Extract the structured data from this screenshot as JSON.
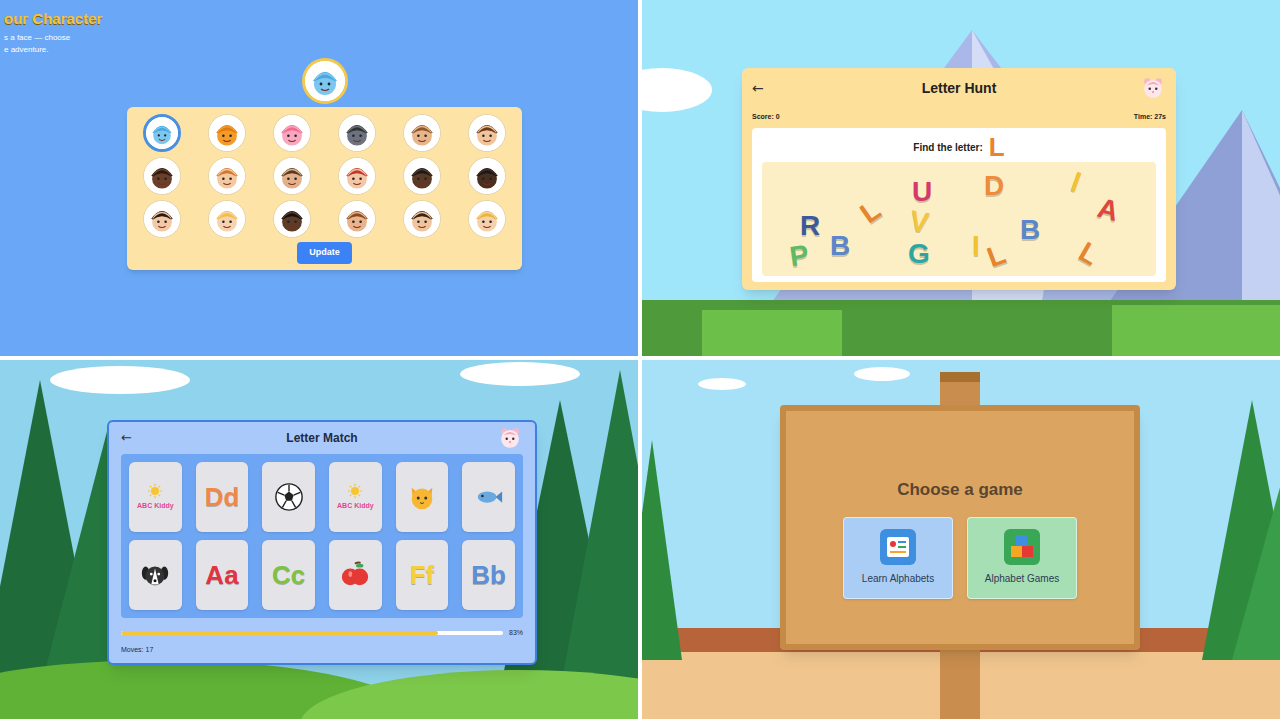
{
  "character": {
    "title": "our Character",
    "subtitle": [
      "s a face — choose",
      "e adventure."
    ],
    "button": "Update",
    "avatars": [
      {
        "selected": true
      },
      {
        "selected": false
      },
      {
        "selected": false
      },
      {
        "selected": false
      },
      {
        "selected": false
      },
      {
        "selected": false
      },
      {
        "selected": false
      },
      {
        "selected": false
      },
      {
        "selected": false
      },
      {
        "selected": false
      },
      {
        "selected": false
      },
      {
        "selected": false
      },
      {
        "selected": false
      },
      {
        "selected": false
      },
      {
        "selected": false
      },
      {
        "selected": false
      },
      {
        "selected": false
      },
      {
        "selected": false
      }
    ]
  },
  "letterHunt": {
    "back": "←",
    "title": "Letter Hunt",
    "score": "Score: 0",
    "time": "Time: 27s",
    "prompt": "Find the letter:",
    "target": "L",
    "letters": [
      {
        "char": "R",
        "color": "#3b5a9a"
      },
      {
        "char": "B",
        "color": "#5b86c9"
      },
      {
        "char": "L",
        "color": "#e8842c"
      },
      {
        "char": "U",
        "color": "#d63a6a"
      },
      {
        "char": "V",
        "color": "#f3c53a"
      },
      {
        "char": "G",
        "color": "#2aa7a0"
      },
      {
        "char": "D",
        "color": "#ef8c3c"
      },
      {
        "char": "I",
        "color": "#f2c230"
      },
      {
        "char": "I",
        "color": "#f2c230"
      },
      {
        "char": "L",
        "color": "#e8842c"
      },
      {
        "char": "B",
        "color": "#5b86c9"
      },
      {
        "char": "A",
        "color": "#e0463c"
      },
      {
        "char": "P",
        "color": "#5dbb63"
      },
      {
        "char": "L",
        "color": "#e8842c"
      }
    ]
  },
  "letterMatch": {
    "back": "←",
    "title": "Letter Match",
    "cards": [
      {
        "kind": "back",
        "label": "ABC Kiddy"
      },
      {
        "kind": "letter",
        "label": "Dd",
        "color": "#f0884a"
      },
      {
        "kind": "ball"
      },
      {
        "kind": "back",
        "label": "ABC Kiddy"
      },
      {
        "kind": "cat"
      },
      {
        "kind": "fish"
      },
      {
        "kind": "dog"
      },
      {
        "kind": "letter",
        "label": "Aa",
        "color": "#e2343f"
      },
      {
        "kind": "letter",
        "label": "Cc",
        "color": "#7dc242"
      },
      {
        "kind": "apple"
      },
      {
        "kind": "letter",
        "label": "Ff",
        "color": "#f4d03f"
      },
      {
        "kind": "letter",
        "label": "Bb",
        "color": "#5b8fd6"
      }
    ],
    "progress": {
      "level": 0.83,
      "reading": "83%"
    },
    "moves": "Moves: 17"
  },
  "gameMenu": {
    "title": "Choose a game",
    "options": [
      {
        "label": "Learn Alphabets",
        "kind": "learn",
        "color": "#a9cdf5"
      },
      {
        "label": "Alphabet Games",
        "kind": "games",
        "color": "#a6dfb3"
      }
    ]
  }
}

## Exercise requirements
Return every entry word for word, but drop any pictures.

## Finished exercise
Extract the structured data from this screenshot as JSON.
{
  "character": {
    "title": "our Character",
    "subtitle": [
      "s a face — choose",
      "e adventure."
    ],
    "button": "Update",
    "avatars": [
      {
        "selected": true
      },
      {
        "selected": false
      },
      {
        "selected": false
      },
      {
        "selected": false
      },
      {
        "selected": false
      },
      {
        "selected": false
      },
      {
        "selected": false
      },
      {
        "selected": false
      },
      {
        "selected": false
      },
      {
        "selected": false
      },
      {
        "selected": false
      },
      {
        "selected": false
      },
      {
        "selected": false
      },
      {
        "selected": false
      },
      {
        "selected": false
      },
      {
        "selected": false
      },
      {
        "selected": false
      },
      {
        "selected": false
      }
    ]
  },
  "letterHunt": {
    "back": "←",
    "title": "Letter Hunt",
    "score": "Score: 0",
    "time": "Time: 27s",
    "prompt": "Find the letter:",
    "target": "L",
    "letters": [
      {
        "char": "R",
        "color": "#3b5a9a"
      },
      {
        "char": "B",
        "color": "#5b86c9"
      },
      {
        "char": "L",
        "color": "#e8842c"
      },
      {
        "char": "U",
        "color": "#d63a6a"
      },
      {
        "char": "V",
        "color": "#f3c53a"
      },
      {
        "char": "G",
        "color": "#2aa7a0"
      },
      {
        "char": "D",
        "color": "#ef8c3c"
      },
      {
        "char": "I",
        "color": "#f2c230"
      },
      {
        "char": "I",
        "color": "#f2c230"
      },
      {
        "char": "L",
        "color": "#e8842c"
      },
      {
        "char": "B",
        "color": "#5b86c9"
      },
      {
        "char": "A",
        "color": "#e0463c"
      },
      {
        "char": "P",
        "color": "#5dbb63"
      },
      {
        "char": "L",
        "color": "#e8842c"
      }
    ]
  },
  "letterMatch": {
    "back": "←",
    "title": "Letter Match",
    "cards": [
      {
        "kind": "back",
        "label": "ABC Kiddy"
      },
      {
        "kind": "letter",
        "label": "Dd",
        "color": "#f0884a"
      },
      {
        "kind": "ball"
      },
      {
        "kind": "back",
        "label": "ABC Kiddy"
      },
      {
        "kind": "cat"
      },
      {
        "kind": "fish"
      },
      {
        "kind": "dog"
      },
      {
        "kind": "letter",
        "label": "Aa",
        "color": "#e2343f"
      },
      {
        "kind": "letter",
        "label": "Cc",
        "color": "#7dc242"
      },
      {
        "kind": "apple"
      },
      {
        "kind": "letter",
        "label": "Ff",
        "color": "#f4d03f"
      },
      {
        "kind": "letter",
        "label": "Bb",
        "color": "#5b8fd6"
      }
    ],
    "progress": {
      "level": 0.83,
      "reading": "83%"
    },
    "moves": "Moves: 17"
  },
  "gameMenu": {
    "title": "Choose a game",
    "options": [
      {
        "label": "Learn Alphabets",
        "kind": "learn",
        "color": "#a9cdf5"
      },
      {
        "label": "Alphabet Games",
        "kind": "games",
        "color": "#a6dfb3"
      }
    ]
  }
}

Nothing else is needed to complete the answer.